“Once bots gained human rights, a wave of legislation swept through many governments and economic coalitions that later became known as the Human Rights Indenture Laws. They established the rights of indentured robots, and, after a decade of court battles, established the rights of humans to become indentured, too. After all, if human-equivalent beings could be indentured, why not humans themselves?” – Annalee Newitz, Autonomous
|Figure 1. At the Symposium. Credits: Daivi Rodima-Taylor|
We recognize the grim logic governing unfree labor in Annalee Newitz’s 2017 novel about future forms of property. Contemporary forms of human slavery and indenture occupy the same world as new intelligent computational systems and human-computational assemblages that are shifting the nature of work and contract—see, for instance, ride hailing, which is only a prelude to broader changes in augmented labor relations. This conjuncture brings to the fore urgent questions of autonomy, infrastructure, and ethics.
The symposium “The Human Face of Artificial Intelligence: Infrastructures, Narratives, Ethics” that took place at the University of California, Irvine on October 17, 2019, brought together an interdisciplinary and international group of scholars to discuss new challenges and opportunities around the systems of AI. Broadly defined as intelligent automated systems that can analyze their environment, make decisions and adapt their behavior by learning from experience, systems of AI steadily permeate social and political spaces, fomenting novel conversations about law, ethics, governance, sociality, and humanity.

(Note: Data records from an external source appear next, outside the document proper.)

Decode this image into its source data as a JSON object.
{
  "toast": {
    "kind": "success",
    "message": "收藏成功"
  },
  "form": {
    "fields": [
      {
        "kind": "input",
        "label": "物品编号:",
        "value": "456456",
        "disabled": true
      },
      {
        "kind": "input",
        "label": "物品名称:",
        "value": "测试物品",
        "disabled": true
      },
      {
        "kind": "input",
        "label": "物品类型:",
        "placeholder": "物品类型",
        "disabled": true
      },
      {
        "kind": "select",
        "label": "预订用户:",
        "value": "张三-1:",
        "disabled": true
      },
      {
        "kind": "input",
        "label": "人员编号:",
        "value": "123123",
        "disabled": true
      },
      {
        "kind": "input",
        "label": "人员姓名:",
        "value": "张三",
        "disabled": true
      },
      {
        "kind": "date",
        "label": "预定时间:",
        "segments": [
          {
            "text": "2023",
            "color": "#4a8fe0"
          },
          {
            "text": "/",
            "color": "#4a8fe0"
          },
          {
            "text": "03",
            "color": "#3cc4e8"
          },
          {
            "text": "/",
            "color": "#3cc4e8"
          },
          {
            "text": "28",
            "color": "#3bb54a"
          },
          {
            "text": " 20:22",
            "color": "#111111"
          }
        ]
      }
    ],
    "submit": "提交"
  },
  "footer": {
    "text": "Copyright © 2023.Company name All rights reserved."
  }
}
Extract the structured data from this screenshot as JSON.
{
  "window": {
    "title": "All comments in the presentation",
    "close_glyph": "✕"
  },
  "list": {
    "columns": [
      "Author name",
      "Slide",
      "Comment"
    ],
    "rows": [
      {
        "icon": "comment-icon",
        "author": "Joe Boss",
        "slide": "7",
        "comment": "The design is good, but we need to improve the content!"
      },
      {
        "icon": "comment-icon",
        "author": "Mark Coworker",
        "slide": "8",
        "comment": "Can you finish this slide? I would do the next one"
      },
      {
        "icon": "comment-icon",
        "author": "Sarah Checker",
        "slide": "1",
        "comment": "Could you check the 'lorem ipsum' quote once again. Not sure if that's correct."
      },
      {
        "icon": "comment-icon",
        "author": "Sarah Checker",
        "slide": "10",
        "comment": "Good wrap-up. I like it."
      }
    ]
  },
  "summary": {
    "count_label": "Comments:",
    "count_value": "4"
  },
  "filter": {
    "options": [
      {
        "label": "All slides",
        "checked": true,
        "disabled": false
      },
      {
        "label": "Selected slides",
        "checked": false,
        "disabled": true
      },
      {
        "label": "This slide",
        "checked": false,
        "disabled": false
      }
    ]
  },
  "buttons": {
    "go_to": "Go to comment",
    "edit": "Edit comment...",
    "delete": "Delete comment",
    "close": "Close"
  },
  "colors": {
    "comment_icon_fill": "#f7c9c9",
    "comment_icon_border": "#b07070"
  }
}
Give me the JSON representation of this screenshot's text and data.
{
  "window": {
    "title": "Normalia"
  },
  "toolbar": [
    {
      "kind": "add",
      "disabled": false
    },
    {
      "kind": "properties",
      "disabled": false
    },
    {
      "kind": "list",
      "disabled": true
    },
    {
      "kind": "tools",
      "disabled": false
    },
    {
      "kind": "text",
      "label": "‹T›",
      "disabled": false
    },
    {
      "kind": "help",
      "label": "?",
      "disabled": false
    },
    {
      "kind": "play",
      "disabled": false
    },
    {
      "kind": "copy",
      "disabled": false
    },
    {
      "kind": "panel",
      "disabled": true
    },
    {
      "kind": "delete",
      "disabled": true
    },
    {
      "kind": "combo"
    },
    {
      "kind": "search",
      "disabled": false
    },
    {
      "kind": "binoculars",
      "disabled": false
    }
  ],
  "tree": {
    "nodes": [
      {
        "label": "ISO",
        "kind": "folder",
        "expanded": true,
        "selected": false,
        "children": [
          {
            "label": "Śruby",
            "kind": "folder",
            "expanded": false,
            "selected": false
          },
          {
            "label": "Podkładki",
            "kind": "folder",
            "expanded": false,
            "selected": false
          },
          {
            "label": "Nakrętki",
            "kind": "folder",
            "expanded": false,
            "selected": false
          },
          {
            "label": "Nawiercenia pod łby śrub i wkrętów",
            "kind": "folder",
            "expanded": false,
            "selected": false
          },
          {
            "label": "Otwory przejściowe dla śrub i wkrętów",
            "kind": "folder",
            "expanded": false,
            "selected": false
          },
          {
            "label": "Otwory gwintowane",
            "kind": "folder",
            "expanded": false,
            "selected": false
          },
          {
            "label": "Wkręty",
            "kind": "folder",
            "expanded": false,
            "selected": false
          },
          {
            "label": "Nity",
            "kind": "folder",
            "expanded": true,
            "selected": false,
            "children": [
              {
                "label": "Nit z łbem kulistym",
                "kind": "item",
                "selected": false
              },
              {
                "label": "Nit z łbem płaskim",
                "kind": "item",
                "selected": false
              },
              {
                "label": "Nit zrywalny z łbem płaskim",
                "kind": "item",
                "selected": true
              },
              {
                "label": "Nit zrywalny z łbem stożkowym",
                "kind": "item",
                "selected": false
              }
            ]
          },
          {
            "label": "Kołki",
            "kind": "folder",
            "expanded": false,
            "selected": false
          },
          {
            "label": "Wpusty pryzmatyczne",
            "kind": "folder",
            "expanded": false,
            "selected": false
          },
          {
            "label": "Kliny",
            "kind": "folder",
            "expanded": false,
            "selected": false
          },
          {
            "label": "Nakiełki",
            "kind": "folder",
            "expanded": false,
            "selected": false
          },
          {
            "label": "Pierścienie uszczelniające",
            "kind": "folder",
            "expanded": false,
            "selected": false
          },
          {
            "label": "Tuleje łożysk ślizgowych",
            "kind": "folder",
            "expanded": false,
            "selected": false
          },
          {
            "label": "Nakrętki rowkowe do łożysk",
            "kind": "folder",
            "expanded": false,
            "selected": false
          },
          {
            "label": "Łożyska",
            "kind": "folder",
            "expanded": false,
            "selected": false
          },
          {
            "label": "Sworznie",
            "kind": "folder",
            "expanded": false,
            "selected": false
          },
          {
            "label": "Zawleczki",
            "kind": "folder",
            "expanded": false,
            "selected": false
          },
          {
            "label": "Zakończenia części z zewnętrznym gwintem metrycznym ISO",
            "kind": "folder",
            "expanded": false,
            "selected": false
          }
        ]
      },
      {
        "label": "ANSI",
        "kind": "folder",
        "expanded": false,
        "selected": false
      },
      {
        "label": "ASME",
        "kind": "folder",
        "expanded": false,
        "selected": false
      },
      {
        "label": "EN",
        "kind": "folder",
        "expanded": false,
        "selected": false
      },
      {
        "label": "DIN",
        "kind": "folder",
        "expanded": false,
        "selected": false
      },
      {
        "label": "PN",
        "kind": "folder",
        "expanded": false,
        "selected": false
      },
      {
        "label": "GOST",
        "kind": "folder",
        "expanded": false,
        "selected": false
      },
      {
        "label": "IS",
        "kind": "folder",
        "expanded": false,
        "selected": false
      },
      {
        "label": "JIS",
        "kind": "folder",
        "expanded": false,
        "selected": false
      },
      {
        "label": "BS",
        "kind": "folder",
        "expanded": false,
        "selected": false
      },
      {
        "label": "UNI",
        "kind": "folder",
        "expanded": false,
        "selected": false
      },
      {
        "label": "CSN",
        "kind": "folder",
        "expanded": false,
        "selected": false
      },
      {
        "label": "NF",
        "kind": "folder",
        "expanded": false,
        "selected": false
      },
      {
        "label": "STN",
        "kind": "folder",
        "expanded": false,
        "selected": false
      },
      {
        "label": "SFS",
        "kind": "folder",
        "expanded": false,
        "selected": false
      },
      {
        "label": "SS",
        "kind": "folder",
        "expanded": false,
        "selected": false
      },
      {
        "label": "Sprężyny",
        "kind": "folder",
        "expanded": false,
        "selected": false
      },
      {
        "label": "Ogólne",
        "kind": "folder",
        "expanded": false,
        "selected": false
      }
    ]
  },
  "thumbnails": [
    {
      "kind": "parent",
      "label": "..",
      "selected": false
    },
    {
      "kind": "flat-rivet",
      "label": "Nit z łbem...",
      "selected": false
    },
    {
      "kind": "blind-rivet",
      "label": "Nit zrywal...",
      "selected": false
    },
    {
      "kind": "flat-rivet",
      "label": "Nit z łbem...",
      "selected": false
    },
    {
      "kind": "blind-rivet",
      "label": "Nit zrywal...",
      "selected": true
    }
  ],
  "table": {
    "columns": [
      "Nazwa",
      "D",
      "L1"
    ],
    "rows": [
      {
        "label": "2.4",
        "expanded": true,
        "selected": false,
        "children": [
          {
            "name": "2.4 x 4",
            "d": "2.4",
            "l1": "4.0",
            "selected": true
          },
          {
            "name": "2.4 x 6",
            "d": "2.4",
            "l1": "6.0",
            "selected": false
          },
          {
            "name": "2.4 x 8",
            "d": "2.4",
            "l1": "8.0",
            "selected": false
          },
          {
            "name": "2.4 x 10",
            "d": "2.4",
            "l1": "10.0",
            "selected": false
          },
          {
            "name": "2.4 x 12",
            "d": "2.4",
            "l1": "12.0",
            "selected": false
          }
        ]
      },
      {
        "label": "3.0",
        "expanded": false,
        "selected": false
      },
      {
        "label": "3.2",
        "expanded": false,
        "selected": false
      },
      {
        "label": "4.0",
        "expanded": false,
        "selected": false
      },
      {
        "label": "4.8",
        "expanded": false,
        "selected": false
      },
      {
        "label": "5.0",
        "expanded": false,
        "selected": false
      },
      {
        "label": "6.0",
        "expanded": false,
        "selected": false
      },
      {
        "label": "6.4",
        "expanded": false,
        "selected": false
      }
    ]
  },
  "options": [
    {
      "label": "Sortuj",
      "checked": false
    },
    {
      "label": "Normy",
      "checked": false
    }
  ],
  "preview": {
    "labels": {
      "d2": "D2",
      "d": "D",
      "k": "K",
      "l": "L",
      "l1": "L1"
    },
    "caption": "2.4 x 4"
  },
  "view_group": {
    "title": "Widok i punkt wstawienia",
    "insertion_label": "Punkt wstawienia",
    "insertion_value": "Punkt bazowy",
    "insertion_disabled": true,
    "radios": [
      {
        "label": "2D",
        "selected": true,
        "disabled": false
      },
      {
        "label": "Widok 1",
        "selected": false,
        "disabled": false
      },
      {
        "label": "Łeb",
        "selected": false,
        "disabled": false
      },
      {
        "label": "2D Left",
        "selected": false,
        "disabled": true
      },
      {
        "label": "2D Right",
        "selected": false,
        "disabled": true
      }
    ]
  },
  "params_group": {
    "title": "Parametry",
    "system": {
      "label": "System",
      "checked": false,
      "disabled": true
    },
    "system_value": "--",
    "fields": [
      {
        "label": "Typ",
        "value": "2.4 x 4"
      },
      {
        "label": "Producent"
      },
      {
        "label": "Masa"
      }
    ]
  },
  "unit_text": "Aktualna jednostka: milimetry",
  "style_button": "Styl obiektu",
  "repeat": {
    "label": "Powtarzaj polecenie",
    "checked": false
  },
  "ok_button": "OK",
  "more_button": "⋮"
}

If a complex AI system malfunctions and causes harm to humans, who or what should be found liable and according to which criteria? Should AI be viewed as a mere technological tool, or an autonomous agent with a free will? How does artificial intelligence reshape our conversations about legal personhood and human spirituality within this increasingly complex intersection of humanity and technology? Exploring the conceptualizations of a legal person in the history of Anglo-American jurisprudence, Summer Kim of UCI Law School discussed the challenges around prescribing new rights and obligations to artificially intelligent autonomous agents. Reflecting on lessons from arguments that corporations have used to enjoy some of the rights that natural persons have, she examined the ways how corporate law could guide the responsible use of technology in society.
Read the full post on Backchannels, Society for Social Studies of Science (4S) here: https://www.4sonline.org/blog/post/in_search_of_the_human_face_of_artificial_intelligence